Provided data ▸
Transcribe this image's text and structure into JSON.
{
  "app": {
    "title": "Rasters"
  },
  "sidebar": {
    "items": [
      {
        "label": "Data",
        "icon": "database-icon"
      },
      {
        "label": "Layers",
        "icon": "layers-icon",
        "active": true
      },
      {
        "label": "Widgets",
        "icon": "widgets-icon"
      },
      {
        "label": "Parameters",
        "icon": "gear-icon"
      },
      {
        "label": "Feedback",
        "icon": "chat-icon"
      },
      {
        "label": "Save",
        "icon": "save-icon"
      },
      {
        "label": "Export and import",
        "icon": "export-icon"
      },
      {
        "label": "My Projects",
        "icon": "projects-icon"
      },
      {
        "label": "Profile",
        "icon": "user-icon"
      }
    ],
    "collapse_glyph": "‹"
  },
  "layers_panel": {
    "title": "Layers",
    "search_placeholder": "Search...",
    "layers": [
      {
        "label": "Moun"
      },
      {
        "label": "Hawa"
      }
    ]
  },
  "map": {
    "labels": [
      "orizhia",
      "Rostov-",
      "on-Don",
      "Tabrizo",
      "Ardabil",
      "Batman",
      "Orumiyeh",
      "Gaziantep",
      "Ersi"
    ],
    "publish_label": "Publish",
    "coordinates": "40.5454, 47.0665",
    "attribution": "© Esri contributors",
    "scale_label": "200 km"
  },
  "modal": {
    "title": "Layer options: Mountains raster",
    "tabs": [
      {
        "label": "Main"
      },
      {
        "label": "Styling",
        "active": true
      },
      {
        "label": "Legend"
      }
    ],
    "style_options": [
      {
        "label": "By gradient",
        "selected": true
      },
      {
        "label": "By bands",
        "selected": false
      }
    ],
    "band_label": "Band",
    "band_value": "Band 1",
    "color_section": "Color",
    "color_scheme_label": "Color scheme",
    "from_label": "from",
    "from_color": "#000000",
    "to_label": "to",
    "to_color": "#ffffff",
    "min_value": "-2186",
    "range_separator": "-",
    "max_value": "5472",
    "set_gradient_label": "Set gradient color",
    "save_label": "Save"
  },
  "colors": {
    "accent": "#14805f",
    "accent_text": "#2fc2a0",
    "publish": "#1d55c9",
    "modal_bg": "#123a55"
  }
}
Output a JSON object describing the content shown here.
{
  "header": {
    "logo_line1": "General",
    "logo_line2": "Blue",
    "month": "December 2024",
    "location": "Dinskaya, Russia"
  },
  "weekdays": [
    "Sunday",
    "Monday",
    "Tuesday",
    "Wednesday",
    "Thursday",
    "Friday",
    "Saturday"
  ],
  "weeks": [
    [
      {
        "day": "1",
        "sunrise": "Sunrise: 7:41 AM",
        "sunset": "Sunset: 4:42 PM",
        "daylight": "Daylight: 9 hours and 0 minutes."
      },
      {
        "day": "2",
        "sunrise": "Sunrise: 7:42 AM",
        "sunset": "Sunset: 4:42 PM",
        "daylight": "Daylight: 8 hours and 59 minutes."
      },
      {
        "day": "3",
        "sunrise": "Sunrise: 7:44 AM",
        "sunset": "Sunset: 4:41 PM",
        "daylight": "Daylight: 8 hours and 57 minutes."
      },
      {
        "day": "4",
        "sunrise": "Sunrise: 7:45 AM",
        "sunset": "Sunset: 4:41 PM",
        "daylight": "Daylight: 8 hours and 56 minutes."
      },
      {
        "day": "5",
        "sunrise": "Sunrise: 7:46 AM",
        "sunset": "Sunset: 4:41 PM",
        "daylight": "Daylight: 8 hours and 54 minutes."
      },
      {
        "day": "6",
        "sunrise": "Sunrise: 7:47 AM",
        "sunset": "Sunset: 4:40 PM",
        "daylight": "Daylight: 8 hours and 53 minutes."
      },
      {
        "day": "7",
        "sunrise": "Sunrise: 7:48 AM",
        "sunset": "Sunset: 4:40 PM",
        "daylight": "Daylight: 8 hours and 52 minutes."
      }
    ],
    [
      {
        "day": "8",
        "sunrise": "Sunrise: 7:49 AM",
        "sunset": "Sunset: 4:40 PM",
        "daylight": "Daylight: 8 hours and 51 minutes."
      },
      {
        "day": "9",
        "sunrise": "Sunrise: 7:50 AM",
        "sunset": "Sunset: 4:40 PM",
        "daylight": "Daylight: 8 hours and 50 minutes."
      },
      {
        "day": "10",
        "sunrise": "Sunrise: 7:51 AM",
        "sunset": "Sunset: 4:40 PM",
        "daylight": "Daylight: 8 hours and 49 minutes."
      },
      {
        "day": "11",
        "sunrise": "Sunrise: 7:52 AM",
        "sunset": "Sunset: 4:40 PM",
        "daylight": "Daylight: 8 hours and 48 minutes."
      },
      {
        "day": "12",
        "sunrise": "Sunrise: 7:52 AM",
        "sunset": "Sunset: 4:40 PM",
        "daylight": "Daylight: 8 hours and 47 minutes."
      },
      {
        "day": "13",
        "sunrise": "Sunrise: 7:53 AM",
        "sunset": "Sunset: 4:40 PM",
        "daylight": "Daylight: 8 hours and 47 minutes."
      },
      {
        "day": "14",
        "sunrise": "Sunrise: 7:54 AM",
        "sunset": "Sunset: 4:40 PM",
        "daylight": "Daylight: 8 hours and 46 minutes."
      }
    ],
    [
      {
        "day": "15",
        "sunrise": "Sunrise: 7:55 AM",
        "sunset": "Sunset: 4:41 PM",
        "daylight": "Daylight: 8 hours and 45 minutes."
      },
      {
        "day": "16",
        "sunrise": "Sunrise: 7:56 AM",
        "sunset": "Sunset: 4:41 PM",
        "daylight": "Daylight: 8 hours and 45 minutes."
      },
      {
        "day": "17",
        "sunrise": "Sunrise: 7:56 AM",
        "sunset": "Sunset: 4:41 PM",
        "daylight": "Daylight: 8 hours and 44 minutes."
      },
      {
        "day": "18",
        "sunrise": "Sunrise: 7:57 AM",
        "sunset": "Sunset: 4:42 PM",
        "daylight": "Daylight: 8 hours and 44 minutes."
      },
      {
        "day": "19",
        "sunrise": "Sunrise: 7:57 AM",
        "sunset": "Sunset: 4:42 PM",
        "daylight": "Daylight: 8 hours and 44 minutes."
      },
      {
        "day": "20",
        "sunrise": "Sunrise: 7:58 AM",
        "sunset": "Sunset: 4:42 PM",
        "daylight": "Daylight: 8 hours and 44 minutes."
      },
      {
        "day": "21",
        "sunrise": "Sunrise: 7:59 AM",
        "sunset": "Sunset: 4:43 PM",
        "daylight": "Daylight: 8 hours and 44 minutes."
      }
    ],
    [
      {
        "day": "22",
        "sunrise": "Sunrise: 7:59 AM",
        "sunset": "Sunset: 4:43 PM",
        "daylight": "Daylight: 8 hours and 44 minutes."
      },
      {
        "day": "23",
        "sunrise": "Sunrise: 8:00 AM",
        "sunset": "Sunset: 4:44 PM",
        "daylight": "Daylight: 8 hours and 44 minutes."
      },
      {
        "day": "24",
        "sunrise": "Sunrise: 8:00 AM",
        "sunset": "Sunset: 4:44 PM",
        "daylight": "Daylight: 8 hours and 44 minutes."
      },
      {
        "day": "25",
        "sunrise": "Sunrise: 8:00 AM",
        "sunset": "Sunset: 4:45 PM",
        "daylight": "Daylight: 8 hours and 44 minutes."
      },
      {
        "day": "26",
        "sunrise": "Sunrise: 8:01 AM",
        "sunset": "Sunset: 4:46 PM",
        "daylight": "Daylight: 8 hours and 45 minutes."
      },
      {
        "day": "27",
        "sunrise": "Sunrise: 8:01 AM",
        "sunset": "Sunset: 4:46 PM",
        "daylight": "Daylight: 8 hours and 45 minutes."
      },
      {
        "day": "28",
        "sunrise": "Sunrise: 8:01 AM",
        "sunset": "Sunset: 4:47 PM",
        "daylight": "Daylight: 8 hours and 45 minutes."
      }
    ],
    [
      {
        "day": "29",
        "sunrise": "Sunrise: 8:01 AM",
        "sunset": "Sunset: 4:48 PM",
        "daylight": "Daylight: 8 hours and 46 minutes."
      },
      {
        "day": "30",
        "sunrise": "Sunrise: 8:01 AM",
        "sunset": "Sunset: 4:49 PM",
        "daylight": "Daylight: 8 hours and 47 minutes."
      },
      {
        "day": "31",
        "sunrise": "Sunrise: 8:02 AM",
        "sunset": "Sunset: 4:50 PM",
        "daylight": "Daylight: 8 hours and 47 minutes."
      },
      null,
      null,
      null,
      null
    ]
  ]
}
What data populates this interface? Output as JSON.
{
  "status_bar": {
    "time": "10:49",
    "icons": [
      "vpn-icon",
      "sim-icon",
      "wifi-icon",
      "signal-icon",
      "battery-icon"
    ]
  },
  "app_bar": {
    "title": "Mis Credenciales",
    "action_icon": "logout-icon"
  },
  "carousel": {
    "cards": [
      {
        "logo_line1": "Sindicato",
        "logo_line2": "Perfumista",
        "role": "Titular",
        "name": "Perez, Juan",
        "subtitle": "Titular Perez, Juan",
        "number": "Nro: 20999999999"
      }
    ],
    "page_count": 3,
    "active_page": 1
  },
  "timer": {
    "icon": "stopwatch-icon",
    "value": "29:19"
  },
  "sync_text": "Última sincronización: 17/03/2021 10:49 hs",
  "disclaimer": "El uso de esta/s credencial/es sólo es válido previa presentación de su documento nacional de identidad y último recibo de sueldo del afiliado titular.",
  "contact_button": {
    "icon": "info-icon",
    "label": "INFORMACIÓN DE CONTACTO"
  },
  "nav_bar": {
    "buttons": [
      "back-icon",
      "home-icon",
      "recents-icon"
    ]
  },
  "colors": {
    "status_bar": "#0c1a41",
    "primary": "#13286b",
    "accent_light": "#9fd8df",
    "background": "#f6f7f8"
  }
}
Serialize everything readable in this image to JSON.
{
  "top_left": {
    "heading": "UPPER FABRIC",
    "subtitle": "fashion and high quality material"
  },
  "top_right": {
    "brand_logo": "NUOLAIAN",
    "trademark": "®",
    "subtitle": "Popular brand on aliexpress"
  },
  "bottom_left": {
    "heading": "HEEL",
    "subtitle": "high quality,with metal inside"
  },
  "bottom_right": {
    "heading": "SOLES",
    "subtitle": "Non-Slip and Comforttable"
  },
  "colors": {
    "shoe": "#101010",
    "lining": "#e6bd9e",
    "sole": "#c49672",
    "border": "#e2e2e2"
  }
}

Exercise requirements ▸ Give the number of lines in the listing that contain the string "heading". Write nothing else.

Response to the exercise ▸ 3